I am very grateful to Alexandra Lee for her thorough summary and assessment of my book. Lee captures well my attempt to cross regional and disciplinary boundaries to explore the diversity of peacemaking and peace.
Lee is also accurate with her assessment of the burgeoning field of peacemaking studies. When I first entered the archives in Siena 20 years ago to study peacemaking and mentioned that I was looking for peace agreements, a fellow researcher responded with ‘Those things are everywhere; they are always getting in my way.’ The frequency of peacemaking and the formulaic nature of the documents created a significant barrier to their study. Since then, a number of scholars have delved into this mass in archives across northern and central Italy, some from a background in legal studies, others in preaching, art, social history or medieval Italian dialects. Without their work, the comparative aspect of my book and attempt to weave these threads together into a comprehensive picture of peace would have been impossible. One of my goals has been to make peace agreements and peacemaking more accessible. As Lee says, it is the lively individual ‘examples of medieval personal interaction’ that hide behind what can be a dry document. Criminal justice documents appeal to researchers and readers because the people one encounters there often appear nowhere else in the written record. Peace agreements are no different. They provide rare avenues to examine social interaction, ritual, kinship, friendship and practical religion among those who rarely had need of a notary.
There are no major points with Lee’s review that I would contest, though one point needs clarification. While women’s agency in committing the most heinous crimes was often attributed partly to men, women were sometimes denounced singly for homicides. They also frequently made peace, including over homicides they committed, as individuals, with no mention of consent by husbands, fathers or other male relatives.
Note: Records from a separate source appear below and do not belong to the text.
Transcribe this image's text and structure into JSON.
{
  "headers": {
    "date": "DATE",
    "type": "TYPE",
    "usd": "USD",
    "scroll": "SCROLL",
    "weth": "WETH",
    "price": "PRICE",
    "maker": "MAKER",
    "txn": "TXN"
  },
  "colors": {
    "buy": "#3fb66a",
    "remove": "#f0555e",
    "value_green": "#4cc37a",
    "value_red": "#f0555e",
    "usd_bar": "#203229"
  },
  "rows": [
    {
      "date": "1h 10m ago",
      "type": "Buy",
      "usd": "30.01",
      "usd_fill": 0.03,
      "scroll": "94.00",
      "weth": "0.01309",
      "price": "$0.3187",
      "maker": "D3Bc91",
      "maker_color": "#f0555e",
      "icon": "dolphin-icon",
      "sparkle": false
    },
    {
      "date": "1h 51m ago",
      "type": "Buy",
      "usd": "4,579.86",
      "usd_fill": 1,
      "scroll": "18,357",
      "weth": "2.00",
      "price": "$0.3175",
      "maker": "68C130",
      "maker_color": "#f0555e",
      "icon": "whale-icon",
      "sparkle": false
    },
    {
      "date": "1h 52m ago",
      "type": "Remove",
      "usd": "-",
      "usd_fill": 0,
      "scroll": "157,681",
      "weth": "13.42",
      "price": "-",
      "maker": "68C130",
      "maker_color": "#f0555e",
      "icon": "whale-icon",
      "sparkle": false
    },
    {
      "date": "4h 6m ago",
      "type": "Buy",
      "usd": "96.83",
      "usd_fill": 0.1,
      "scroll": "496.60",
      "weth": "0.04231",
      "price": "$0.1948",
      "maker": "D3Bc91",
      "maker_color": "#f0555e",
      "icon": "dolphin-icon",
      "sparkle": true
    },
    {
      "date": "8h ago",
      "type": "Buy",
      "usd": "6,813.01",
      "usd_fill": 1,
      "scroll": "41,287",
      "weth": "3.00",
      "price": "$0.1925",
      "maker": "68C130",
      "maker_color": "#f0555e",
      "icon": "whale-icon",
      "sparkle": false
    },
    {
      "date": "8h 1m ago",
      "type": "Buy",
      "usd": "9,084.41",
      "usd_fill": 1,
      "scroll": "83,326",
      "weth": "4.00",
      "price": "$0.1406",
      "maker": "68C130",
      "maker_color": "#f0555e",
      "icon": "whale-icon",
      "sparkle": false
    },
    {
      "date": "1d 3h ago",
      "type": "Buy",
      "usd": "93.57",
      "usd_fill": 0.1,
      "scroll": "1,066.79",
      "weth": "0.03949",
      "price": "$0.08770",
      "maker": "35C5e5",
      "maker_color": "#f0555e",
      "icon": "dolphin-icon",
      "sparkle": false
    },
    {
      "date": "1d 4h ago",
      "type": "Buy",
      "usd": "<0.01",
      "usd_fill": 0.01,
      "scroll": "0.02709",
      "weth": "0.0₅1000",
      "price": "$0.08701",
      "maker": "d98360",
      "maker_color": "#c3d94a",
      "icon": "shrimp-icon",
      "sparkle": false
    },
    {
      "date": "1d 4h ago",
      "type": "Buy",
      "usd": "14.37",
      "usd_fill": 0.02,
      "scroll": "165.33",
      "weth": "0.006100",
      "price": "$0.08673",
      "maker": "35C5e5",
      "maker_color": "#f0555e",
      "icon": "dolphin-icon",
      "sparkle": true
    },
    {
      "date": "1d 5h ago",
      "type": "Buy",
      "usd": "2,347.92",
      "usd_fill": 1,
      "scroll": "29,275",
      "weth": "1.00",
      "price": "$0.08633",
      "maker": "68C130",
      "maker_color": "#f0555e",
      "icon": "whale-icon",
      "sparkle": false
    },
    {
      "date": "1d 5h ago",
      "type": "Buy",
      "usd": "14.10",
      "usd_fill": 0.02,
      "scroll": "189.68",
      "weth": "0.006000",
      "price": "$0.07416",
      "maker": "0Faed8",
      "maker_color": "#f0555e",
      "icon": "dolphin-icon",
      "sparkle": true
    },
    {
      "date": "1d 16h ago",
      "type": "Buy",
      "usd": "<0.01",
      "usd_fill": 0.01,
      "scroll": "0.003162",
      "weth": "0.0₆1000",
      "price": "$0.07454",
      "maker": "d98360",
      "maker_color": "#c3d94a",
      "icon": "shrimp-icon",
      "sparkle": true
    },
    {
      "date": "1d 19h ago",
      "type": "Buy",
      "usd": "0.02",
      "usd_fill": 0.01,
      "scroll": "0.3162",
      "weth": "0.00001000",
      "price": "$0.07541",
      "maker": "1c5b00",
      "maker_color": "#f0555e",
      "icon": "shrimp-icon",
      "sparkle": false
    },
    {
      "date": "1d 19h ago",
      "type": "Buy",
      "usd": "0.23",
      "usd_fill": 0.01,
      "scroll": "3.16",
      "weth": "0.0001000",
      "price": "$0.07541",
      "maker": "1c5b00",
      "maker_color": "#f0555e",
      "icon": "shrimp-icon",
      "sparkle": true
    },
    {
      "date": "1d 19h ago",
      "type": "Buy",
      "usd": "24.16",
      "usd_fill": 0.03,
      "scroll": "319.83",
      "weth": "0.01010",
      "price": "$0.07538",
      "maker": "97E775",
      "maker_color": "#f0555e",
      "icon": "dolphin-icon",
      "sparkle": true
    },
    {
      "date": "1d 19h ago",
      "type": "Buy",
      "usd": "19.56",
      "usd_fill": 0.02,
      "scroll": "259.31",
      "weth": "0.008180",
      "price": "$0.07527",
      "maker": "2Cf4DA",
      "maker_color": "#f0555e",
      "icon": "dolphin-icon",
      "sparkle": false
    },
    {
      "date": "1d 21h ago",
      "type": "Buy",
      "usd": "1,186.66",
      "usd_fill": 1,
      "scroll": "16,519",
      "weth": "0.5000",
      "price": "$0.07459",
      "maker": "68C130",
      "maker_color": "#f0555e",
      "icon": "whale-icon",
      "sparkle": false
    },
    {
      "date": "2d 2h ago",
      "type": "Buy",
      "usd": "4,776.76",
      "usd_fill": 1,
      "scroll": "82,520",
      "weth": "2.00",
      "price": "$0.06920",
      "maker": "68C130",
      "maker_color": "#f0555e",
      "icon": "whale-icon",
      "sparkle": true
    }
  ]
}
I would also emphasize that within legal history peace agreements are fundamental to understanding the move from accusatorial to inquisitorial procedure. As cities began to launch inquests through their own officials, this advance was mitigated by retaining the ability of private parties to end the legal process by making peace, as they had done in the accusatorial system. These governments, however, did slowly encroach upon that option, limiting the time parties had to make peace, gradually disallowing peace for more and more crimes, and then requiring partial payments of fines with peace. Thus, the vast majority of peacemaking in medieval Italy had nothing to do with ending active feuds. Instead, peace was a daily mechanism to deal with conflict and crime, one that drew heavily on the penitential aspect of reconciliation to inflict humiliation, and occasionally physical punishment, on an offender in order to satisfy a victim.
I want to express my gratitude to Alexandra Lee and to Reviews in History for this review and the opportunity to respond. I hope that my book will help other scholars of medieval society and law and that it will make readers think more broadly about community involvement in conflict resolution and the importance of satisfying victims within criminal justice systems.